> Material shown
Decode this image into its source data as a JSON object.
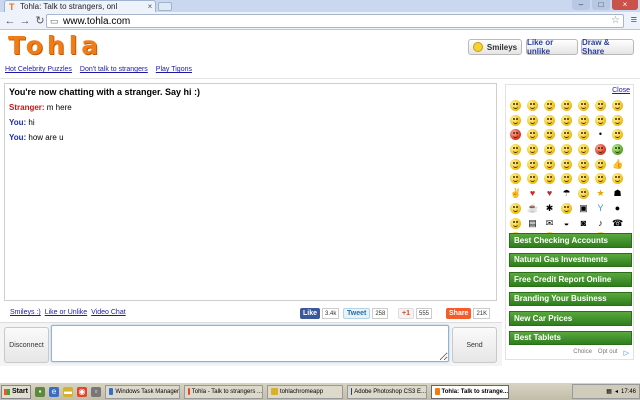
{
  "browser": {
    "tab_title": "Tohla: Talk to strangers, onl",
    "tab_favicon": "T",
    "url": "www.tohla.com"
  },
  "site": {
    "logo": "Tohla",
    "header_buttons": {
      "smileys": "Smileys",
      "like": "Like or unlike",
      "draw": "Draw & Share"
    },
    "top_links": [
      "Hot Celebrity Puzzles",
      "Don't talk to strangers",
      "Play Tigons"
    ]
  },
  "chat": {
    "system_message": "You're now chatting with a stranger. Say hi :)",
    "messages": [
      {
        "who": "Stranger:",
        "text": " m here",
        "role": "stranger"
      },
      {
        "who": "You:",
        "text": " hi",
        "role": "you"
      },
      {
        "who": "You:",
        "text": " how are u",
        "role": "you"
      }
    ]
  },
  "bottom_links": [
    "Smileys :)",
    "Like or Unlike",
    "Video Chat"
  ],
  "social": {
    "fb_label": "Like",
    "fb_count": "3.4k",
    "tweet_label": "Tweet",
    "tweet_count": "258",
    "gplus_label": "+1",
    "gplus_count": "555",
    "share_label": "Share",
    "share_count": "21K"
  },
  "compose": {
    "disconnect_label": "Disconnect",
    "input_value": "",
    "send_label": "Send"
  },
  "right_panel": {
    "close_label": "Close",
    "ads": [
      "Best Checking Accounts",
      "Natural Gas Investments",
      "Free Credit Report Online",
      "Branding Your Business",
      "New Car Prices",
      "Best Tablets"
    ],
    "adchoices": [
      "Choice",
      "Opt out"
    ]
  },
  "taskbar": {
    "start_label": "Start",
    "tasks": [
      "Windows Task Manager",
      "Tohla - Talk to strangers ...",
      "tohlachromeapp",
      "Adobe Photoshop CS3 E...",
      "Tohla: Talk to strange..."
    ],
    "clock": "17:46"
  }
}
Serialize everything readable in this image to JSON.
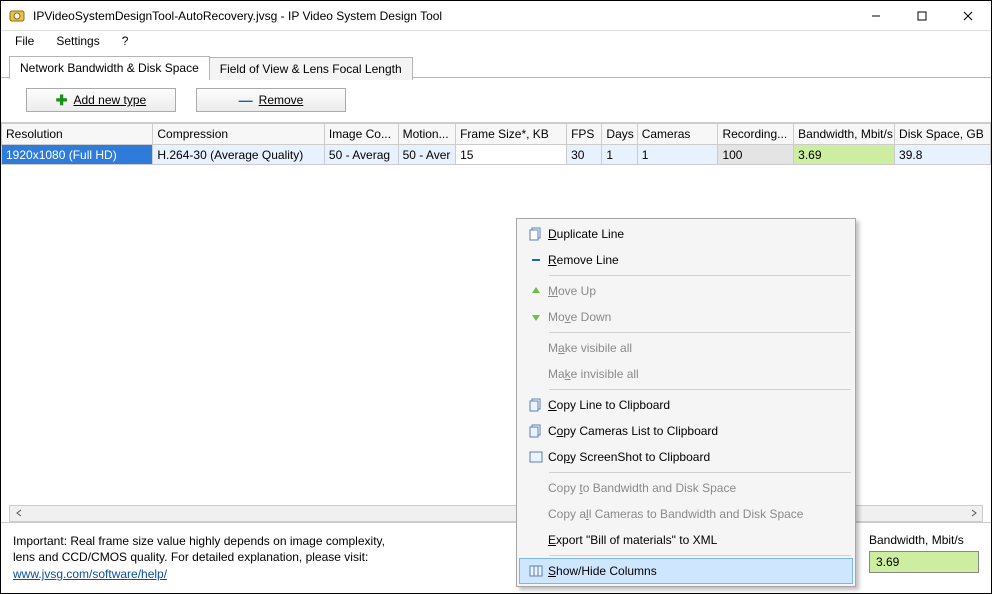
{
  "window": {
    "title": "IPVideoSystemDesignTool-AutoRecovery.jvsg - IP Video System Design Tool"
  },
  "menu": {
    "file": "File",
    "settings": "Settings",
    "help": "?"
  },
  "tabs": {
    "t0": "Network Bandwidth & Disk Space",
    "t1": "Field of View & Lens Focal Length"
  },
  "toolbar": {
    "add": "Add new type",
    "remove": "Remove"
  },
  "columns": {
    "resolution": "Resolution",
    "compression": "Compression",
    "imageco": "Image Co...",
    "motion": "Motion...",
    "framesize": "Frame Size*, KB",
    "fps": "FPS",
    "days": "Days",
    "cameras": "Cameras",
    "recording": "Recording...",
    "bandwidth": "Bandwidth, Mbit/s",
    "diskspace": "Disk Space, GB"
  },
  "rows": [
    {
      "resolution": "1920x1080 (Full HD)",
      "compression": "H.264-30 (Average Quality)",
      "imageco": "50 - Averag",
      "motion": "50 - Aver",
      "framesize": "15",
      "fps": "30",
      "days": "1",
      "cameras": "1",
      "recording": "100",
      "bandwidth": "3.69",
      "diskspace": "39.8"
    }
  ],
  "context_menu": {
    "duplicate": "Duplicate Line",
    "remove": "Remove Line",
    "moveup": "Move Up",
    "movedown": "Move Down",
    "visible_all": "Make visibile all",
    "invisible_all": "Make invisible all",
    "copy_line": "Copy Line to Clipboard",
    "copy_cams": "Copy Cameras List to Clipboard",
    "copy_shot": "Copy ScreenShot to Clipboard",
    "copy_bw": "Copy to Bandwidth and Disk Space",
    "copy_all_bw": "Copy all Cameras to Bandwidth and Disk Space",
    "export_bom": "Export \"Bill of materials\" to XML",
    "showhide": "Show/Hide Columns"
  },
  "footer": {
    "note1": "Important: Real frame size value highly depends on image complexity,",
    "note2": "lens and CCD/CMOS quality. For detailed explanation, please visit:",
    "link": "www.jvsg.com/software/help/",
    "readout_label": "Bandwidth, Mbit/s",
    "readout_value": "3.69"
  }
}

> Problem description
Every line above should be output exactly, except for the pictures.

> Written answer
Decode this image into its source data as a JSON object.
{
  "browser": {
    "tab_title": "Tohla: Talk to strangers, onl",
    "tab_favicon": "T",
    "url": "www.tohla.com"
  },
  "site": {
    "logo": "Tohla",
    "header_buttons": {
      "smileys": "Smileys",
      "like": "Like or unlike",
      "draw": "Draw & Share"
    },
    "top_links": [
      "Hot Celebrity Puzzles",
      "Don't talk to strangers",
      "Play Tigons"
    ]
  },
  "chat": {
    "system_message": "You're now chatting with a stranger. Say hi :)",
    "messages": [
      {
        "who": "Stranger:",
        "text": " m here",
        "role": "stranger"
      },
      {
        "who": "You:",
        "text": " hi",
        "role": "you"
      },
      {
        "who": "You:",
        "text": " how are u",
        "role": "you"
      }
    ]
  },
  "bottom_links": [
    "Smileys :)",
    "Like or Unlike",
    "Video Chat"
  ],
  "social": {
    "fb_label": "Like",
    "fb_count": "3.4k",
    "tweet_label": "Tweet",
    "tweet_count": "258",
    "gplus_label": "+1",
    "gplus_count": "555",
    "share_label": "Share",
    "share_count": "21K"
  },
  "compose": {
    "disconnect_label": "Disconnect",
    "input_value": "",
    "send_label": "Send"
  },
  "right_panel": {
    "close_label": "Close",
    "ads": [
      "Best Checking Accounts",
      "Natural Gas Investments",
      "Free Credit Report Online",
      "Branding Your Business",
      "New Car Prices",
      "Best Tablets"
    ],
    "adchoices": [
      "Choice",
      "Opt out"
    ]
  },
  "taskbar": {
    "start_label": "Start",
    "tasks": [
      "Windows Task Manager",
      "Tohla - Talk to strangers ...",
      "tohlachromeapp",
      "Adobe Photoshop CS3 E...",
      "Tohla: Talk to strange..."
    ],
    "clock": "17:46"
  }
}
Serialize everything readable in this image to JSON.
{
  "window": {
    "title": "IPVideoSystemDesignTool-AutoRecovery.jvsg - IP Video System Design Tool"
  },
  "menu": {
    "file": "File",
    "settings": "Settings",
    "help": "?"
  },
  "tabs": {
    "t0": "Network Bandwidth & Disk Space",
    "t1": "Field of View & Lens Focal Length"
  },
  "toolbar": {
    "add": "Add new type",
    "remove": "Remove"
  },
  "columns": {
    "resolution": "Resolution",
    "compression": "Compression",
    "imageco": "Image Co...",
    "motion": "Motion...",
    "framesize": "Frame Size*, KB",
    "fps": "FPS",
    "days": "Days",
    "cameras": "Cameras",
    "recording": "Recording...",
    "bandwidth": "Bandwidth, Mbit/s",
    "diskspace": "Disk Space, GB"
  },
  "rows": [
    {
      "resolution": "1920x1080 (Full HD)",
      "compression": "H.264-30 (Average Quality)",
      "imageco": "50 - Averag",
      "motion": "50 - Aver",
      "framesize": "15",
      "fps": "30",
      "days": "1",
      "cameras": "1",
      "recording": "100",
      "bandwidth": "3.69",
      "diskspace": "39.8"
    }
  ],
  "context_menu": {
    "duplicate": "Duplicate Line",
    "remove": "Remove Line",
    "moveup": "Move Up",
    "movedown": "Move Down",
    "visible_all": "Make visibile all",
    "invisible_all": "Make invisible all",
    "copy_line": "Copy Line to Clipboard",
    "copy_cams": "Copy Cameras List to Clipboard",
    "copy_shot": "Copy ScreenShot to Clipboard",
    "copy_bw": "Copy to Bandwidth and Disk Space",
    "copy_all_bw": "Copy all Cameras to Bandwidth and Disk Space",
    "export_bom": "Export \"Bill of materials\" to XML",
    "showhide": "Show/Hide Columns"
  },
  "footer": {
    "note1": "Important: Real frame size value highly depends on image complexity,",
    "note2": "lens and CCD/CMOS quality. For detailed explanation, please visit:",
    "link": "www.jvsg.com/software/help/",
    "readout_label": "Bandwidth, Mbit/s",
    "readout_value": "3.69"
  }
}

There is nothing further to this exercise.